"They first started hitting the Syrian border and then they came at us," Mr. Fahad said. "We saw something like a shooting star going through the sky and then it dropped on our village."
Mahmoud Hamad, 24, was sleeping on a cot outside, as is the custom here in the heat of summer, when the first missile struck his house and raked his bed with shrapnel.
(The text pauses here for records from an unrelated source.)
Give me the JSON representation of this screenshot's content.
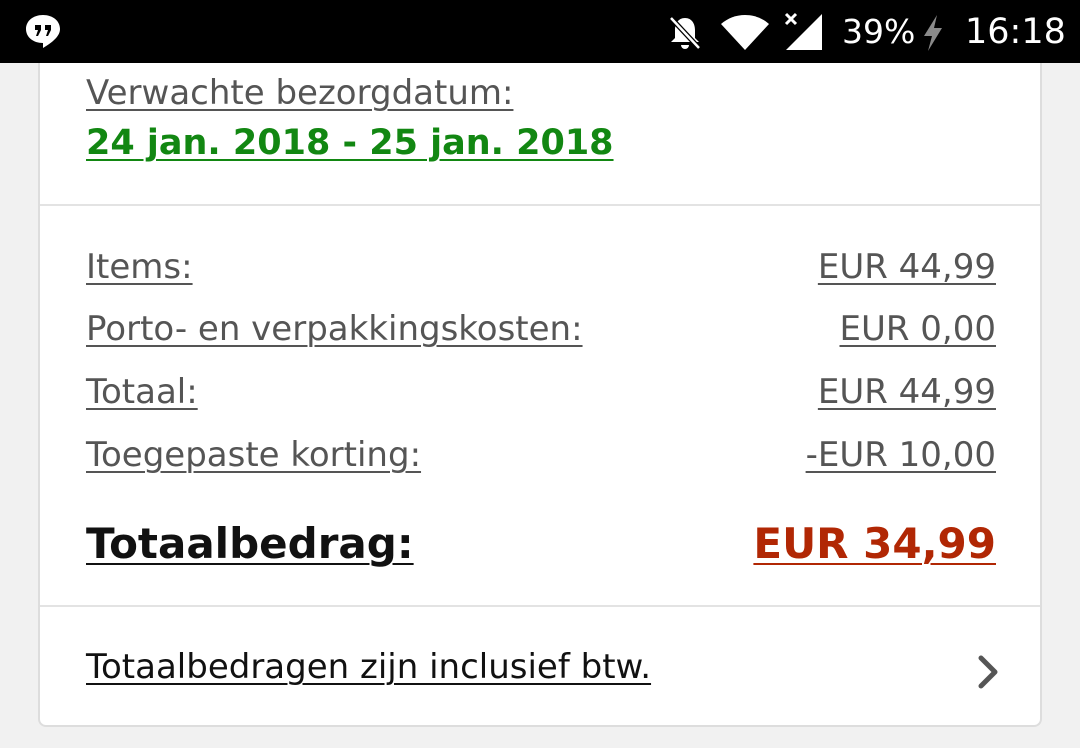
{
  "status_bar": {
    "battery": "39%",
    "time": "16:18",
    "icons": [
      "hangouts-icon",
      "bell-off-icon",
      "wifi-icon",
      "signal-icon",
      "charging-bolt-icon"
    ]
  },
  "delivery": {
    "label": "Verwachte bezorgdatum:",
    "date_range": "24 jan. 2018 - 25 jan. 2018"
  },
  "summary": {
    "rows": [
      {
        "label": "Items:",
        "value": "EUR 44,99"
      },
      {
        "label": "Porto- en verpakkingskosten:",
        "value": "EUR 0,00"
      },
      {
        "label": "Totaal:",
        "value": "EUR 44,99"
      },
      {
        "label": "Toegepaste korting:",
        "value": "-EUR 10,00"
      }
    ],
    "total_label": "Totaalbedrag:",
    "total_value": "EUR 34,99"
  },
  "footer": {
    "vat_link": "Totaalbedragen zijn inclusief btw.",
    "chevron_icon": "chevron-right-icon"
  },
  "colors": {
    "delivery_green": "#128712",
    "total_red": "#b12704",
    "status_bar": "#000000"
  }
}
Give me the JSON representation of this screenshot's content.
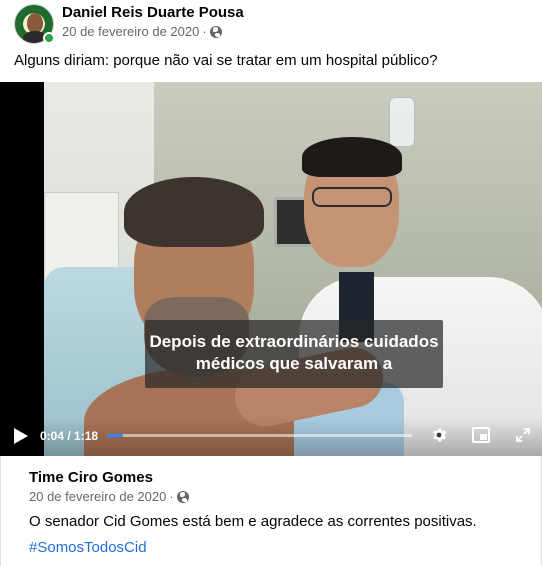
{
  "post": {
    "author": "Daniel Reis Duarte Pousa",
    "date": "20 de fevereiro de 2020",
    "separator": "·",
    "privacy_icon": "globe-icon",
    "text": "Alguns diriam: porque não vai se tratar em um hospital público?"
  },
  "video": {
    "subtitle_line1": "Depois de extraordinários cuidados",
    "subtitle_line2": "médicos que salvaram a",
    "time": "0:04 / 1:18",
    "progress": 0.0513,
    "icons": [
      "play-icon",
      "gear-icon",
      "picture-in-picture-icon",
      "fullscreen-icon"
    ]
  },
  "shared": {
    "author": "Time Ciro Gomes",
    "date": "20 de fevereiro de 2020",
    "separator": "·",
    "privacy_icon": "globe-icon",
    "text": "O senador Cid Gomes está bem e agradece as correntes positivas.",
    "hashtag": "#SomosTodosCid"
  },
  "colors": {
    "online": "#31a24c",
    "hashtag": "#216fdb",
    "progress": "#2d88ff",
    "meta": "#65676b"
  }
}
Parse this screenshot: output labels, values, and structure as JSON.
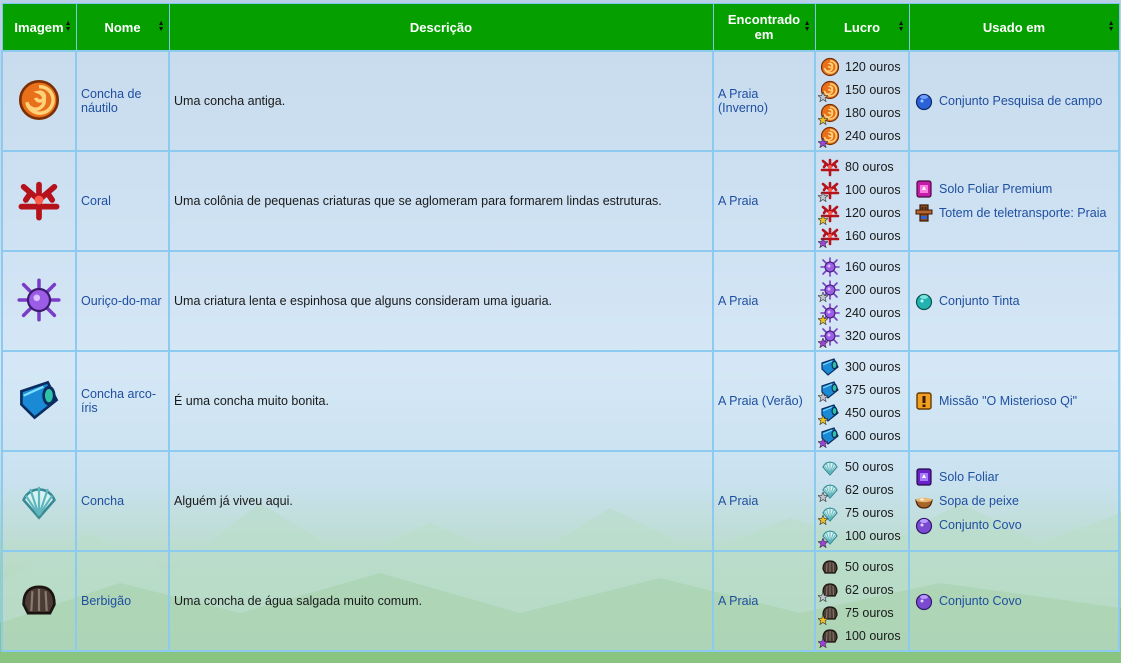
{
  "headers": {
    "image": "Imagem",
    "name": "Nome",
    "description": "Descrição",
    "found": "Encontrado em",
    "profit": "Lucro",
    "used": "Usado em"
  },
  "rows": [
    {
      "item_icon": "nautilus-shell-icon",
      "name": "Concha de náutilo",
      "description": "Uma concha antiga.",
      "found": "A Praia",
      "found_note": "(Inverno)",
      "prices": [
        "120 ouros",
        "150 ouros",
        "180 ouros",
        "240 ouros"
      ],
      "used": [
        {
          "icon": "bundle-blue-icon",
          "label": "Conjunto Pesquisa de campo"
        }
      ]
    },
    {
      "item_icon": "coral-icon",
      "name": "Coral",
      "description": "Uma colônia de pequenas criaturas que se aglomeram para formarem lindas estruturas.",
      "found": "A Praia",
      "found_note": "",
      "prices": [
        "80 ouros",
        "100 ouros",
        "120 ouros",
        "160 ouros"
      ],
      "used": [
        {
          "icon": "deluxe-fertilizer-icon",
          "label": "Solo Foliar Premium"
        },
        {
          "icon": "warp-totem-icon",
          "label": "Totem de teletransporte: Praia"
        }
      ]
    },
    {
      "item_icon": "sea-urchin-icon",
      "name": "Ouriço-do-mar",
      "description": "Uma criatura lenta e espinhosa que alguns consideram uma iguaria.",
      "found": "A Praia",
      "found_note": "",
      "prices": [
        "160 ouros",
        "200 ouros",
        "240 ouros",
        "320 ouros"
      ],
      "used": [
        {
          "icon": "bundle-teal-icon",
          "label": "Conjunto Tinta"
        }
      ]
    },
    {
      "item_icon": "rainbow-shell-icon",
      "name": "Concha arco-íris",
      "description": "É uma concha muito bonita.",
      "found": "A Praia",
      "found_note": "(Verão)",
      "prices": [
        "300 ouros",
        "375 ouros",
        "450 ouros",
        "600 ouros"
      ],
      "used": [
        {
          "icon": "quest-icon",
          "label": "Missão \"O Misterioso Qi\""
        }
      ]
    },
    {
      "item_icon": "clam-icon",
      "name": "Concha",
      "description": "Alguém já viveu aqui.",
      "found": "A Praia",
      "found_note": "",
      "prices": [
        "50 ouros",
        "62 ouros",
        "75 ouros",
        "100 ouros"
      ],
      "used": [
        {
          "icon": "fertilizer-icon",
          "label": "Solo Foliar"
        },
        {
          "icon": "soup-icon",
          "label": "Sopa de peixe"
        },
        {
          "icon": "bundle-purple-icon",
          "label": "Conjunto Covo"
        }
      ]
    },
    {
      "item_icon": "cockle-icon",
      "name": "Berbigão",
      "description": "Uma concha de água salgada muito comum.",
      "found": "A Praia",
      "found_note": "",
      "prices": [
        "50 ouros",
        "62 ouros",
        "75 ouros",
        "100 ouros"
      ],
      "used": [
        {
          "icon": "bundle-purple-icon",
          "label": "Conjunto Covo"
        }
      ]
    }
  ],
  "colors": {
    "header_bg": "#05a000",
    "link": "#1f4fa0",
    "border": "#8ccaf0"
  }
}
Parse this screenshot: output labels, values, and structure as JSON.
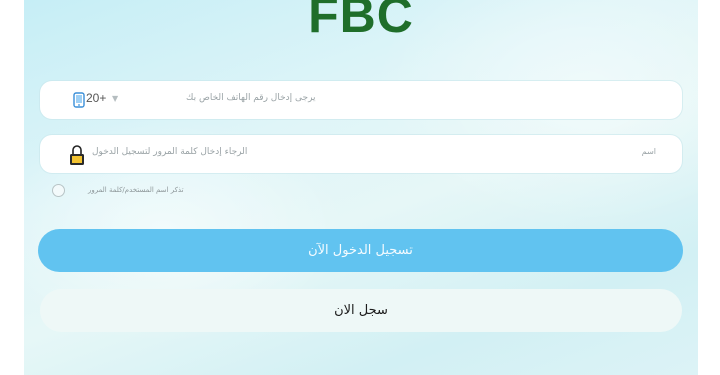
{
  "app": {
    "logo": "FBC"
  },
  "phone_field": {
    "country_code": "20+",
    "placeholder": "يرجى إدخال رقم الهاتف الخاص بك",
    "icon": "phone-icon"
  },
  "password_field": {
    "placeholder": "الرجاء إدخال كلمة المرور لتسجيل الدخول",
    "icon": "lock-icon",
    "toggle_hint": "اسم"
  },
  "remember": {
    "label": "تذكر اسم المستخدم/كلمة المرور",
    "checked": false
  },
  "buttons": {
    "login": "تسجيل الدخول الآن",
    "register": "سجل الان"
  },
  "colors": {
    "logo": "#1f6e2a",
    "login_button": "#61c3f0",
    "background": "#d8f2f6"
  }
}
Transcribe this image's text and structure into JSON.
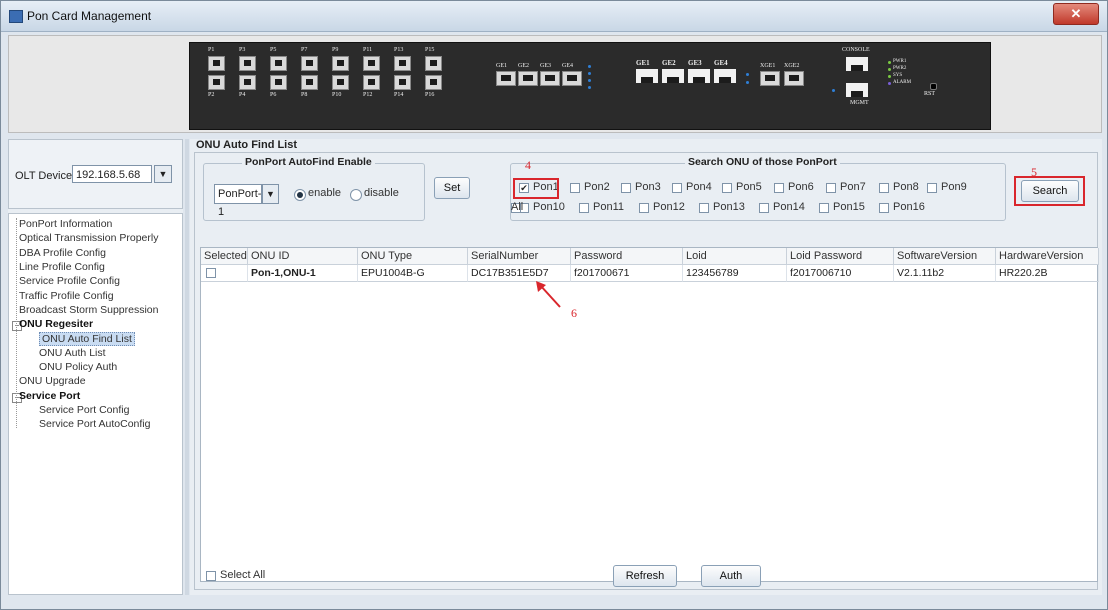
{
  "window": {
    "title": "Pon Card Management",
    "close_glyph": "✕"
  },
  "device_panel": {
    "pon_ports_top": [
      "P1",
      "P3",
      "P5",
      "P7",
      "P9",
      "P11",
      "P13",
      "P15"
    ],
    "pon_ports_bottom": [
      "P2",
      "P4",
      "P6",
      "P8",
      "P10",
      "P12",
      "P14",
      "P16"
    ],
    "combo_ports": [
      "GE1",
      "GE2",
      "GE3",
      "GE4"
    ],
    "ge_ports": [
      "GE1",
      "GE2",
      "GE3",
      "GE4"
    ],
    "xge_ports": [
      "XGE1",
      "XGE2"
    ],
    "console_label": "CONSOLE",
    "mgmt_label": "MGMT",
    "status_leds": [
      "PWR1",
      "PWR2",
      "SYS",
      "ALARM"
    ],
    "reset_label": "RST"
  },
  "left": {
    "olt_label": "OLT Device",
    "olt_value": "192.168.5.68",
    "tree": [
      {
        "label": "PonPort Information",
        "level": 0,
        "group": false
      },
      {
        "label": "Optical Transmission Properly",
        "level": 0,
        "group": false
      },
      {
        "label": "DBA Profile Config",
        "level": 0,
        "group": false
      },
      {
        "label": "Line Profile Config",
        "level": 0,
        "group": false
      },
      {
        "label": "Service Profile Config",
        "level": 0,
        "group": false
      },
      {
        "label": "Traffic Profile Config",
        "level": 0,
        "group": false
      },
      {
        "label": "Broadcast Storm Suppression",
        "level": 0,
        "group": false
      },
      {
        "label": "ONU Regesiter",
        "level": 0,
        "group": true
      },
      {
        "label": "ONU Auto Find List",
        "level": 1,
        "group": false,
        "selected": true
      },
      {
        "label": "ONU Auth List",
        "level": 1,
        "group": false
      },
      {
        "label": "ONU Policy Auth",
        "level": 1,
        "group": false
      },
      {
        "label": "ONU Upgrade",
        "level": 0,
        "group": false
      },
      {
        "label": "Service Port",
        "level": 0,
        "group": true
      },
      {
        "label": "Service Port Config",
        "level": 1,
        "group": false
      },
      {
        "label": "Service Port AutoConfig",
        "level": 1,
        "group": false
      }
    ]
  },
  "main": {
    "title": "ONU Auto Find List",
    "autofind": {
      "group_title": "PonPort AutoFind Enable",
      "port_value": "PonPort-1",
      "enable_label": "enable",
      "disable_label": "disable",
      "set_label": "Set"
    },
    "search_group_title": "Search ONU of those PonPort",
    "pon_checkboxes": [
      {
        "label": "Pon1",
        "checked": true
      },
      {
        "label": "Pon2",
        "checked": false
      },
      {
        "label": "Pon3",
        "checked": false
      },
      {
        "label": "Pon4",
        "checked": false
      },
      {
        "label": "Pon5",
        "checked": false
      },
      {
        "label": "Pon6",
        "checked": false
      },
      {
        "label": "Pon7",
        "checked": false
      },
      {
        "label": "Pon8",
        "checked": false
      },
      {
        "label": "Pon9",
        "checked": false
      },
      {
        "label": "Pon10",
        "checked": false
      },
      {
        "label": "Pon11",
        "checked": false
      },
      {
        "label": "Pon12",
        "checked": false
      },
      {
        "label": "Pon13",
        "checked": false
      },
      {
        "label": "Pon14",
        "checked": false
      },
      {
        "label": "Pon15",
        "checked": false
      },
      {
        "label": "Pon16",
        "checked": false
      },
      {
        "label": "All",
        "checked": false
      }
    ],
    "search_label": "Search",
    "annotations": {
      "a4": "4",
      "a5": "5",
      "a6": "6"
    },
    "table": {
      "columns": [
        "Selected",
        "ONU ID",
        "ONU Type",
        "SerialNumber",
        "Password",
        "Loid",
        "Loid Password",
        "SoftwareVersion",
        "HardwareVersion"
      ],
      "rows": [
        [
          "",
          "Pon-1,ONU-1",
          "EPU1004B-G",
          "DC17B351E5D7",
          "f201700671",
          "123456789",
          "f2017006710",
          "V2.1.11b2",
          "HR220.2B"
        ]
      ]
    },
    "footer": {
      "select_all_label": "Select All",
      "refresh_label": "Refresh",
      "auth_label": "Auth"
    }
  }
}
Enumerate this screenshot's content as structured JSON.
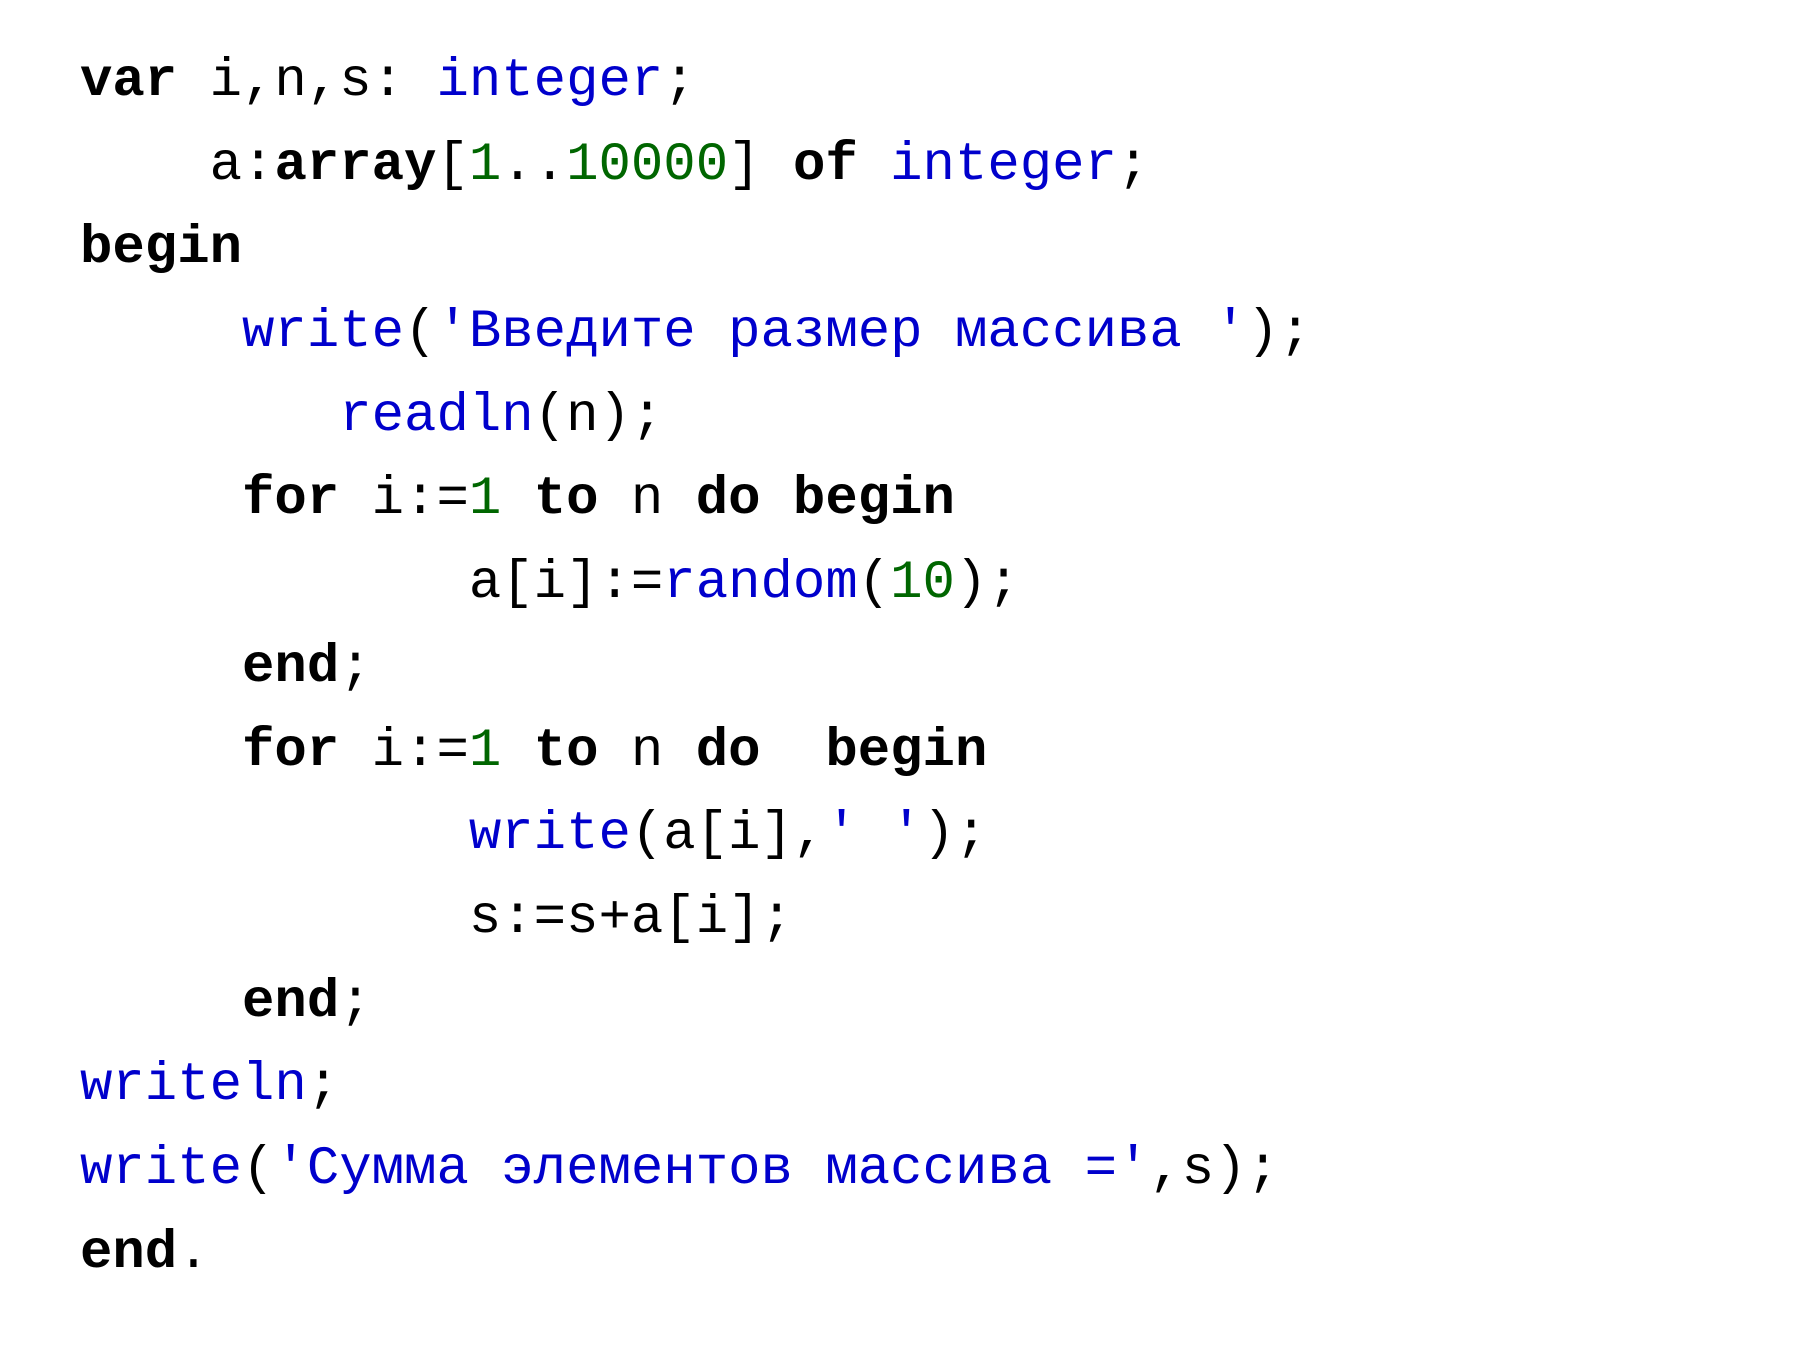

He was recovering from his wounds today at the Qaim General Hospital, 50 miles to the northeast.
"I can't remember much except that blood was everywhere and I was dizzy," he said.
His brother, Ahmed Hamad, 27, was farther away from the house on another pallet. "I heard it when it hit, and I felt the wind and fire of the blast and then I saw my brother falling down and I ran to him."
Muhammad Hamad, 25, said his wife and daughter were killed instantly by shrapnel from the missile strike.
Today, the desert just inside the Syrian border was littered with the debris of an attack that destroyed three vehicles, a pickup truck, a large transport truck and a tanker similar to those used for carrying water or smuggling petroleum products across this remote frontier to Syria.
A charred AK-47 assault rifle was visible in the wreckage of the pickup truck.
The vehicles destroyed in the desert were typical of those used in the smuggling of sheep, which is a common form of commerce here _ a lead pickup with an armed guard, a transport for the sheep and a water tanker needed to water the flock on the long passage across the Syrian desert to market.
American officials have said that five Syrian border guards were wounded in the attack, and that three of them remain in American custody.
They would not say whether the guards were hit by ground fire or from the air. Syria has yet to comment on the incident.
At the Syrian border post today, the garrison of about a dozen soldiers went to general quarters when a reporter approached from the Iraqi side, making the passage across a stretch of no-man's land too dangerous for inquiry.
The arrival of earth-moving equipment here suggested that American military forces may be preparing to set up a base here to guard this section of border.
Original URL: http://www.nytimes.com/2003/06/25/international/worldspecial/25CONV.html
(In accordance with Title 17 U.S.C. Section 107, this material is distributed without profit to those who have expressed a prior interest in receiving the included information for research and educational purposes.)